Excerpts from an interface dataset >>

============

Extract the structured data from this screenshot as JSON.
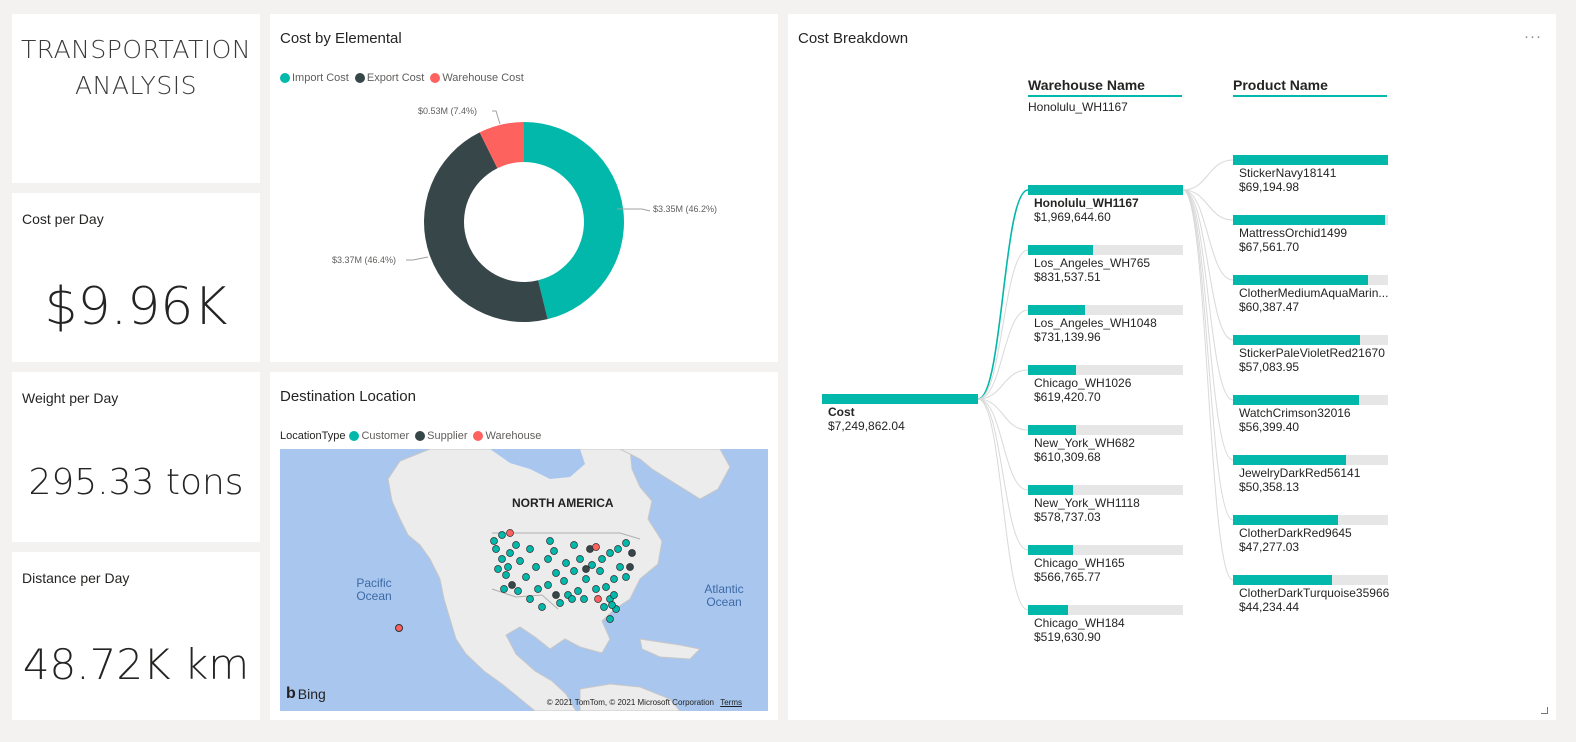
{
  "title_card": {
    "line1": "TRANSPORTATION",
    "line2": "ANALYSIS"
  },
  "kpis": {
    "cost": {
      "label": "Cost per Day",
      "value": "$9.96K"
    },
    "weight": {
      "label": "Weight per Day",
      "value": "295.33 tons"
    },
    "distance": {
      "label": "Distance per Day",
      "value": "48.72K km"
    }
  },
  "donut": {
    "title": "Cost by Elemental",
    "legend": [
      {
        "name": "Import Cost",
        "color": "#01b8aa"
      },
      {
        "name": "Export Cost",
        "color": "#374649"
      },
      {
        "name": "Warehouse Cost",
        "color": "#fd625e"
      }
    ],
    "labels": {
      "import": "$3.35M (46.2%)",
      "export": "$3.37M (46.4%)",
      "warehouse": "$0.53M (7.4%)"
    }
  },
  "chart_data": {
    "type": "pie",
    "title": "Cost by Elemental",
    "donut": true,
    "categories": [
      "Import Cost",
      "Export Cost",
      "Warehouse Cost"
    ],
    "values": [
      3.35,
      3.37,
      0.53
    ],
    "percentages": [
      46.2,
      46.4,
      7.4
    ],
    "unit": "$M",
    "colors": [
      "#01b8aa",
      "#374649",
      "#fd625e"
    ],
    "legend": "top-left"
  },
  "map": {
    "title": "Destination Location",
    "legend_title": "LocationType",
    "legend": [
      {
        "name": "Customer",
        "color": "#01b8aa"
      },
      {
        "name": "Supplier",
        "color": "#374649"
      },
      {
        "name": "Warehouse",
        "color": "#fd625e"
      }
    ],
    "label_na": "NORTH AMERICA",
    "label_pacific": "Pacific Ocean",
    "label_atlantic": "Atlantic Ocean",
    "bing": "Bing",
    "copyright": "© 2021 TomTom, © 2021 Microsoft Corporation",
    "terms": "Terms"
  },
  "tree": {
    "title": "Cost Breakdown",
    "more": "···",
    "col1_head": "Warehouse Name",
    "col1_selected": "Honolulu_WH1167",
    "col2_head": "Product Name",
    "root": {
      "name": "Cost",
      "value": "$7,249,862.04",
      "fill": 1.0
    },
    "warehouses": [
      {
        "name": "Honolulu_WH1167",
        "value": "$1,969,644.60",
        "fill": 1.0,
        "selected": true
      },
      {
        "name": "Los_Angeles_WH765",
        "value": "$831,537.51",
        "fill": 0.42
      },
      {
        "name": "Los_Angeles_WH1048",
        "value": "$731,139.96",
        "fill": 0.37
      },
      {
        "name": "Chicago_WH1026",
        "value": "$619,420.70",
        "fill": 0.31
      },
      {
        "name": "New_York_WH682",
        "value": "$610,309.68",
        "fill": 0.31
      },
      {
        "name": "New_York_WH1118",
        "value": "$578,737.03",
        "fill": 0.29
      },
      {
        "name": "Chicago_WH165",
        "value": "$566,765.77",
        "fill": 0.29
      },
      {
        "name": "Chicago_WH184",
        "value": "$519,630.90",
        "fill": 0.26
      }
    ],
    "products": [
      {
        "name": "StickerNavy18141",
        "value": "$69,194.98",
        "fill": 1.0
      },
      {
        "name": "MattressOrchid1499",
        "value": "$67,561.70",
        "fill": 0.98
      },
      {
        "name": "ClotherMediumAquaMarin...",
        "value": "$60,387.47",
        "fill": 0.87
      },
      {
        "name": "StickerPaleVioletRed21670",
        "value": "$57,083.95",
        "fill": 0.82
      },
      {
        "name": "WatchCrimson32016",
        "value": "$56,399.40",
        "fill": 0.81
      },
      {
        "name": "JewelryDarkRed56141",
        "value": "$50,358.13",
        "fill": 0.73
      },
      {
        "name": "ClotherDarkRed9645",
        "value": "$47,277.03",
        "fill": 0.68
      },
      {
        "name": "ClotherDarkTurquoise35966",
        "value": "$44,234.44",
        "fill": 0.64
      }
    ]
  }
}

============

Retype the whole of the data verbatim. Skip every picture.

EXERCISE SOLUTION >>
Extract the structured data from this screenshot as JSON.
{
  "title_card": {
    "line1": "TRANSPORTATION",
    "line2": "ANALYSIS"
  },
  "kpis": {
    "cost": {
      "label": "Cost per Day",
      "value": "$9.96K"
    },
    "weight": {
      "label": "Weight per Day",
      "value": "295.33 tons"
    },
    "distance": {
      "label": "Distance per Day",
      "value": "48.72K km"
    }
  },
  "donut": {
    "title": "Cost by Elemental",
    "legend": [
      {
        "name": "Import Cost",
        "color": "#01b8aa"
      },
      {
        "name": "Export Cost",
        "color": "#374649"
      },
      {
        "name": "Warehouse Cost",
        "color": "#fd625e"
      }
    ],
    "labels": {
      "import": "$3.35M (46.2%)",
      "export": "$3.37M (46.4%)",
      "warehouse": "$0.53M (7.4%)"
    }
  },
  "chart_data": {
    "type": "pie",
    "title": "Cost by Elemental",
    "donut": true,
    "categories": [
      "Import Cost",
      "Export Cost",
      "Warehouse Cost"
    ],
    "values": [
      3.35,
      3.37,
      0.53
    ],
    "percentages": [
      46.2,
      46.4,
      7.4
    ],
    "unit": "$M",
    "colors": [
      "#01b8aa",
      "#374649",
      "#fd625e"
    ],
    "legend": "top-left"
  },
  "map": {
    "title": "Destination Location",
    "legend_title": "LocationType",
    "legend": [
      {
        "name": "Customer",
        "color": "#01b8aa"
      },
      {
        "name": "Supplier",
        "color": "#374649"
      },
      {
        "name": "Warehouse",
        "color": "#fd625e"
      }
    ],
    "label_na": "NORTH AMERICA",
    "label_pacific": "Pacific Ocean",
    "label_atlantic": "Atlantic Ocean",
    "bing": "Bing",
    "copyright": "© 2021 TomTom, © 2021 Microsoft Corporation",
    "terms": "Terms"
  },
  "tree": {
    "title": "Cost Breakdown",
    "more": "···",
    "col1_head": "Warehouse Name",
    "col1_selected": "Honolulu_WH1167",
    "col2_head": "Product Name",
    "root": {
      "name": "Cost",
      "value": "$7,249,862.04",
      "fill": 1.0
    },
    "warehouses": [
      {
        "name": "Honolulu_WH1167",
        "value": "$1,969,644.60",
        "fill": 1.0,
        "selected": true
      },
      {
        "name": "Los_Angeles_WH765",
        "value": "$831,537.51",
        "fill": 0.42
      },
      {
        "name": "Los_Angeles_WH1048",
        "value": "$731,139.96",
        "fill": 0.37
      },
      {
        "name": "Chicago_WH1026",
        "value": "$619,420.70",
        "fill": 0.31
      },
      {
        "name": "New_York_WH682",
        "value": "$610,309.68",
        "fill": 0.31
      },
      {
        "name": "New_York_WH1118",
        "value": "$578,737.03",
        "fill": 0.29
      },
      {
        "name": "Chicago_WH165",
        "value": "$566,765.77",
        "fill": 0.29
      },
      {
        "name": "Chicago_WH184",
        "value": "$519,630.90",
        "fill": 0.26
      }
    ],
    "products": [
      {
        "name": "StickerNavy18141",
        "value": "$69,194.98",
        "fill": 1.0
      },
      {
        "name": "MattressOrchid1499",
        "value": "$67,561.70",
        "fill": 0.98
      },
      {
        "name": "ClotherMediumAquaMarin...",
        "value": "$60,387.47",
        "fill": 0.87
      },
      {
        "name": "StickerPaleVioletRed21670",
        "value": "$57,083.95",
        "fill": 0.82
      },
      {
        "name": "WatchCrimson32016",
        "value": "$56,399.40",
        "fill": 0.81
      },
      {
        "name": "JewelryDarkRed56141",
        "value": "$50,358.13",
        "fill": 0.73
      },
      {
        "name": "ClotherDarkRed9645",
        "value": "$47,277.03",
        "fill": 0.68
      },
      {
        "name": "ClotherDarkTurquoise35966",
        "value": "$44,234.44",
        "fill": 0.64
      }
    ]
  }
}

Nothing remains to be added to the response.